Has the appraiser ever appraised any interest in this entity (or any successor entity) previously? If yes, please describe. Differences in appraisal reports issued by the same appraiser of interests in the same subject company that are fairly close in time to one another must be well explained.1 One must assume that all prior business appraisal reports will be discovered and plan in advance to explain these differences in detail before the opposition even asks about it. If there are significant differences in methodology or valuation approach used by the same appraiser to value an interest in the subject company, the opposition, e.g., IRS, could argue that the results were predetermined. 

Therefore, it is imperative that these differences be well explained.  One should assume that the opposition will attempt to exploit those differences and take preemptive action to explain them in detail before those differences are called into question. The existence of secondary or recent appraisal work product from a given appraiser regarding a given subject interest is rising given the recent USPAP disclosure requirements.

Even though there usually is a significant difference in the knowledge level of the business appraiser and the person who is reviewing the business appraisal report, by asking the right questions, such as the ones discussed above, one usually can improve the business appraisal report by forcing the business appraiser to explain more of what he or she obviously did in order to prepare the business appraisal report. One should prefer to see an all-encompassing business appraisal report. Unfortunately, not all clients see the value in this approach.  One's mantra should be that one must to be able to understand the appraiser's rationale and conclusions, because that is what a court may well have to do at some point in the future. If one doesn't understand the rationale as it relates to the conclusions, how can one reasonably expect a court to do so?

Is the appraiser consistent within the same valuation approach or method and across all valuation approaches? If not, why not? Is that explanation in the appraisal report? It is common for a business appraiser to examine more than one appraisal approach in an appraisal. It is essential that the business appraiser be consistent between valuation approaches because if he is not, a court will find that inconsistency. Courts frown on appraisal inconsistency.2 For example, suppose the business appraiser dismisses the market approach because she couldn't find any guideline companies that were similar enough to the subject company to be a good comparison, which is very common in business appraisals for small companies.  However, in the appraiser's income approach, the appraiser uses a valuation method in developing a discount rate that considers the discount rates of guideline companies. And there are other examples of inconsistency. These should jump out at first blush. It is imperative that any such inconsistency be explained very well in the appraisal report.

In conclusion, one should very conservatively assume that, in a tax or litigation business appraisal, the appraiser's report will be the only chance that the appraiser has to tell her story. This is certainly usually true in the U.S. Tax Court.
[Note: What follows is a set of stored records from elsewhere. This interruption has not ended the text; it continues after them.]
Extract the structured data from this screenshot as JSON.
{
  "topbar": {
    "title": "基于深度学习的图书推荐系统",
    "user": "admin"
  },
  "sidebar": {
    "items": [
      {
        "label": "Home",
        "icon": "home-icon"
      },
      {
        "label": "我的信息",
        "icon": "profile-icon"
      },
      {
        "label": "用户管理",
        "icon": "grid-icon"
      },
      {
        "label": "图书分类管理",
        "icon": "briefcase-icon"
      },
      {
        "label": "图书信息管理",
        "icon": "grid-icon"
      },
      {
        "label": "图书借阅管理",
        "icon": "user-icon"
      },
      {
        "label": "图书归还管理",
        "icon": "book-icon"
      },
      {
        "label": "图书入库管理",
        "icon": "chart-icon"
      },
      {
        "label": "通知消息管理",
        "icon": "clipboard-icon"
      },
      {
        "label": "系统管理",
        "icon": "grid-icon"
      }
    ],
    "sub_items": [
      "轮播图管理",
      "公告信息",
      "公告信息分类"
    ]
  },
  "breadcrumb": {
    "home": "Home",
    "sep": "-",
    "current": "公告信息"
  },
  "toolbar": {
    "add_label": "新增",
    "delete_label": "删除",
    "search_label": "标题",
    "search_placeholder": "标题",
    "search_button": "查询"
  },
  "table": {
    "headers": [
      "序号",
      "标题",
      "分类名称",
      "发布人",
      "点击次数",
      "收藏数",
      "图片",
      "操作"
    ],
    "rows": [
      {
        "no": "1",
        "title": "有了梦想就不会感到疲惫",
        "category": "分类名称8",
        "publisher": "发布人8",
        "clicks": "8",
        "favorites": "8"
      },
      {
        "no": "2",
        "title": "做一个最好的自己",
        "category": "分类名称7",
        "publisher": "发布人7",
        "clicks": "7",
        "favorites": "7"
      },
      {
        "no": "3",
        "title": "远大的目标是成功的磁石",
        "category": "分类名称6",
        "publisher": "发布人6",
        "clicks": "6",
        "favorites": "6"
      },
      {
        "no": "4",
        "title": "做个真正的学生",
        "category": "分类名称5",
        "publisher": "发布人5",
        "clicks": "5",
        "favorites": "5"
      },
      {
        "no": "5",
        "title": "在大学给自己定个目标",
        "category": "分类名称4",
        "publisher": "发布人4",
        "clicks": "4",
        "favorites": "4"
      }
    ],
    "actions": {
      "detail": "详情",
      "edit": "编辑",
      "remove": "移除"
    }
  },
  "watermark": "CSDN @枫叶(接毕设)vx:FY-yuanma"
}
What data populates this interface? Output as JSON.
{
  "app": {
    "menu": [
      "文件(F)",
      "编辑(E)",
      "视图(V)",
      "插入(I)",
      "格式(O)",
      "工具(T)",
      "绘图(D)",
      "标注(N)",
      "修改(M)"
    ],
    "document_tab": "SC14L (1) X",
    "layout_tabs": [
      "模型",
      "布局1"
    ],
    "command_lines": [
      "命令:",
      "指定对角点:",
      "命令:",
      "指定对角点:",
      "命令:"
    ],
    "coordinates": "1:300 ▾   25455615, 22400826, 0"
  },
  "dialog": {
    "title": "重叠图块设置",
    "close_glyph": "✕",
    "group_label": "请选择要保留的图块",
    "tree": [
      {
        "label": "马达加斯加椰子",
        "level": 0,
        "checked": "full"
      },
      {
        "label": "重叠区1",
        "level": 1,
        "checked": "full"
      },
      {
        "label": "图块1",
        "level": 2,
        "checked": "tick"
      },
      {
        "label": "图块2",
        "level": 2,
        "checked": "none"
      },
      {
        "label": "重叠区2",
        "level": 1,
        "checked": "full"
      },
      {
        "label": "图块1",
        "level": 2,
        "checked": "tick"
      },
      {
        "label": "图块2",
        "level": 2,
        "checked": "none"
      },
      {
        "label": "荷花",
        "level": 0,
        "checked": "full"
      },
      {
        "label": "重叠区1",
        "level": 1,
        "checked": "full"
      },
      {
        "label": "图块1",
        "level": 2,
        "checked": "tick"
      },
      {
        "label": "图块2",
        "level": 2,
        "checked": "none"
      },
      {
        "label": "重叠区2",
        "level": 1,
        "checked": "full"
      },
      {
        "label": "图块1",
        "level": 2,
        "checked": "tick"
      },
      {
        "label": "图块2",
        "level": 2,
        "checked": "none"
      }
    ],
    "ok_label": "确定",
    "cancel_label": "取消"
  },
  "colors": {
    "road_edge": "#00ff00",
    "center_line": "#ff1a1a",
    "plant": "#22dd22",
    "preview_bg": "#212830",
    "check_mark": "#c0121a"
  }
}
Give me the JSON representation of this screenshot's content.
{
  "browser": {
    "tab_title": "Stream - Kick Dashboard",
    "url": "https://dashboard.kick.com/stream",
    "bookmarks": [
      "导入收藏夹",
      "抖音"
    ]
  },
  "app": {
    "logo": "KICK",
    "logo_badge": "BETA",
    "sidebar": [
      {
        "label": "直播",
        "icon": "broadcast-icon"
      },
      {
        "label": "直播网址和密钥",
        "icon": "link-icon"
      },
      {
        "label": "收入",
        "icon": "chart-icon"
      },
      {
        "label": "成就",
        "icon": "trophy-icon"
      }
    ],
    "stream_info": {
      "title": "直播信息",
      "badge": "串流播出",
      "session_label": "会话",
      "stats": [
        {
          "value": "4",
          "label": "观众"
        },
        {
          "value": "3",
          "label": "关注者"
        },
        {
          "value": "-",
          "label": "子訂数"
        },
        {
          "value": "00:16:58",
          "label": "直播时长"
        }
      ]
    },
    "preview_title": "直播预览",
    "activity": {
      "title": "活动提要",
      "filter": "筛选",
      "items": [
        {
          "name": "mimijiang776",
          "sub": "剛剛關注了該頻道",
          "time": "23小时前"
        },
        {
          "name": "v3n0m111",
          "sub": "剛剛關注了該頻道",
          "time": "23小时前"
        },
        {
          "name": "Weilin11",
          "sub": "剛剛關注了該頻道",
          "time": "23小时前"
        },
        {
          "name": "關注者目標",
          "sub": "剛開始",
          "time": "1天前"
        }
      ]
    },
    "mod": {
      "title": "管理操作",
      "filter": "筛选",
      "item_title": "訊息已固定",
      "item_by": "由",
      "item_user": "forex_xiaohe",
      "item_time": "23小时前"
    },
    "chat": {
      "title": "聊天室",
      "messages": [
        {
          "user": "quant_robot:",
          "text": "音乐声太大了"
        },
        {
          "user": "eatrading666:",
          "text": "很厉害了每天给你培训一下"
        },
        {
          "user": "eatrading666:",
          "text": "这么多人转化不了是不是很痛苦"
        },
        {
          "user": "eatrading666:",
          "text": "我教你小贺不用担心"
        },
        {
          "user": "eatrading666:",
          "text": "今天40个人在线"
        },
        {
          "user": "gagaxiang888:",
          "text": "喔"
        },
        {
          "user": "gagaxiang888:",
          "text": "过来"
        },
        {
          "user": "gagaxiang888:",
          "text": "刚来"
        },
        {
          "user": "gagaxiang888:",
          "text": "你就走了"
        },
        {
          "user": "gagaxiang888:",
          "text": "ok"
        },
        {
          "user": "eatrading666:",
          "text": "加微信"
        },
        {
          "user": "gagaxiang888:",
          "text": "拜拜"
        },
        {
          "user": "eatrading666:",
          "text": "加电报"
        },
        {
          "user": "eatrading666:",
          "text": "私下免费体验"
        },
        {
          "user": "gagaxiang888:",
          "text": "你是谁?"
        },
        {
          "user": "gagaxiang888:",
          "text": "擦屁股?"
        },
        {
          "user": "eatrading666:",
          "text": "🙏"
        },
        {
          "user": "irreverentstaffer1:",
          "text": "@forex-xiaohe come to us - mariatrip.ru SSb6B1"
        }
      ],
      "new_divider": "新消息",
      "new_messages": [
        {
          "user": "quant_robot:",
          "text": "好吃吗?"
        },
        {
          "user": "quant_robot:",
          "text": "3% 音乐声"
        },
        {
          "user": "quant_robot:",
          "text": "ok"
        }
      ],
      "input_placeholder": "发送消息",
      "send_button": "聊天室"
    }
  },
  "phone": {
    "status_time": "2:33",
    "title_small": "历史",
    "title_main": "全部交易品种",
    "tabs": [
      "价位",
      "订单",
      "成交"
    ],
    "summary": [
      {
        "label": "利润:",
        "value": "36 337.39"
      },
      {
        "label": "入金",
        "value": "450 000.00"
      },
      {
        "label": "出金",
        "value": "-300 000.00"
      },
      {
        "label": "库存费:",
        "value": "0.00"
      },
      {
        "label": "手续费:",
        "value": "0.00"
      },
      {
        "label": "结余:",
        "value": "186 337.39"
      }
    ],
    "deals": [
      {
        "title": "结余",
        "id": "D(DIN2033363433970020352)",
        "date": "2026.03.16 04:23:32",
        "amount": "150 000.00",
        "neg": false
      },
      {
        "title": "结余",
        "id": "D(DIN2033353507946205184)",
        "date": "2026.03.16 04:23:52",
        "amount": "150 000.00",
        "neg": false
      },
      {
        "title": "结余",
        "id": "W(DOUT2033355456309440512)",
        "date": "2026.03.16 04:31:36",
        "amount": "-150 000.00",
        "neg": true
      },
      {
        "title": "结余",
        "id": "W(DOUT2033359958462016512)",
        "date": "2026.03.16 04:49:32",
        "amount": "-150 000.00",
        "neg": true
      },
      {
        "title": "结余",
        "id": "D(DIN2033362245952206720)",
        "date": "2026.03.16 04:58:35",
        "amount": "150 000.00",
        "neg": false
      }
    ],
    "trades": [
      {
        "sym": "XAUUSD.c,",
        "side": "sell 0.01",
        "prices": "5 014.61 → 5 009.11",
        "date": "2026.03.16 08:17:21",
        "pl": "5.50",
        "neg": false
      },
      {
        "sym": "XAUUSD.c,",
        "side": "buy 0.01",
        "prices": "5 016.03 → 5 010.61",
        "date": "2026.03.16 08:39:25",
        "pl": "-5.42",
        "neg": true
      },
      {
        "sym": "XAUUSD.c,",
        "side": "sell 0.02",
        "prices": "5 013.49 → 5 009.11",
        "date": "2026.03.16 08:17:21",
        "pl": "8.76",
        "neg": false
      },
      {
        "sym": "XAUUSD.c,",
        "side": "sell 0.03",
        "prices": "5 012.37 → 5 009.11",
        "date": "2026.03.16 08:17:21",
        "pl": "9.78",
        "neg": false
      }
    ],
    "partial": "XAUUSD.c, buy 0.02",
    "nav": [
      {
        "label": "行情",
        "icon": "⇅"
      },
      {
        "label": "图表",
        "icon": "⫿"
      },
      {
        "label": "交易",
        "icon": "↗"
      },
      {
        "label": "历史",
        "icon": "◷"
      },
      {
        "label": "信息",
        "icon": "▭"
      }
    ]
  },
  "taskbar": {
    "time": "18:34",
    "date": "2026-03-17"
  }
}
Therefore, it behooves those who have probably hired the business appraiser to carefully vet and understand the entire business appraisal report before it goes final, because after that, the genie is out of the bottle, and it may be too late to repair it.

 For more information, in the Tax Management Portfolios, see Hood, 830 T.M., Valuation: General and Real Estate,  and in Tax Practice Series, see ¶6290, Valuation—Generally.


1 See, e.g., Mosher Est. v. Comr., T.C. Memo 1988-24.

2 See, e.g., Gallagher Est. v. Comr., T.C. Memo 2011-148.